■ **Data for analysis**:
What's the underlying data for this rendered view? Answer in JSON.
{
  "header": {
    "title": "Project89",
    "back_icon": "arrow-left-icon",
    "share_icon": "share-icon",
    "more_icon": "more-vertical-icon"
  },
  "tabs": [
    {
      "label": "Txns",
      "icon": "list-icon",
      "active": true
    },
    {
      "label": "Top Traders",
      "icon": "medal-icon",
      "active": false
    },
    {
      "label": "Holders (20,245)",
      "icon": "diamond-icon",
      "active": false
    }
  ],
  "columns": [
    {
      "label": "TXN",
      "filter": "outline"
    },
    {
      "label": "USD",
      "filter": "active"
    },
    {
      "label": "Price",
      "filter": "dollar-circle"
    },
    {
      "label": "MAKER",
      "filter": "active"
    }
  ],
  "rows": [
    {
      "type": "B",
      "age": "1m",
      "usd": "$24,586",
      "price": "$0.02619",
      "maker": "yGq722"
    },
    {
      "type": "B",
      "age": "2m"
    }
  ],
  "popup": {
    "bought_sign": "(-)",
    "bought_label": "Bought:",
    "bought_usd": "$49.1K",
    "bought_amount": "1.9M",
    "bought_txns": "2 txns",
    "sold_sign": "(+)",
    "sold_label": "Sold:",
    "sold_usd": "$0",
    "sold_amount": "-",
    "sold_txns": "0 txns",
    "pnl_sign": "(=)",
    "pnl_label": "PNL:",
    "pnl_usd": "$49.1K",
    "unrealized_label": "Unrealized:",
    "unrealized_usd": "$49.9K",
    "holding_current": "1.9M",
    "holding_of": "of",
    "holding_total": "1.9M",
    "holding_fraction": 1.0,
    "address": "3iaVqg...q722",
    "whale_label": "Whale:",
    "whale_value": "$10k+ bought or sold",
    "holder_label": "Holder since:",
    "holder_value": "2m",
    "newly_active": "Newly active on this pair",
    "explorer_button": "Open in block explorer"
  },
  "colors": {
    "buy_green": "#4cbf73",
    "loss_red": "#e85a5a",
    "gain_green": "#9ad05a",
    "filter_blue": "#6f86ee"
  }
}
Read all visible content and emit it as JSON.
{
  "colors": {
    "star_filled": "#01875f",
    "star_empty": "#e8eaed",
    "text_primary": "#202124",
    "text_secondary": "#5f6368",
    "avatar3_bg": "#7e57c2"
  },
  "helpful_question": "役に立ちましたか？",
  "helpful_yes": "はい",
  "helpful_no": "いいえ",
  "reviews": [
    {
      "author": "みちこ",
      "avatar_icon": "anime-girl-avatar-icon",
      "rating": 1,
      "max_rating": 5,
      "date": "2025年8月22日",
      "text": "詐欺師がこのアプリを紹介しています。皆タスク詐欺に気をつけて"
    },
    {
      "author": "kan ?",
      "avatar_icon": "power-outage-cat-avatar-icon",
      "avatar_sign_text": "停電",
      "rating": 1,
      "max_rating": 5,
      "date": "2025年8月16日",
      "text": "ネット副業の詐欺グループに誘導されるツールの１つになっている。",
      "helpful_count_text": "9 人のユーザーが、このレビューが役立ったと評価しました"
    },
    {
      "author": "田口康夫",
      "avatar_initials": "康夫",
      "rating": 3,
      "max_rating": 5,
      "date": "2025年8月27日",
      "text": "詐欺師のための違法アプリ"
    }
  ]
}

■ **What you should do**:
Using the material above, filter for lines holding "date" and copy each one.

■ **Solution for this exercise**:
      "date": "2025年8月22日",
      "date": "2025年8月16日",
      "date": "2025年8月27日",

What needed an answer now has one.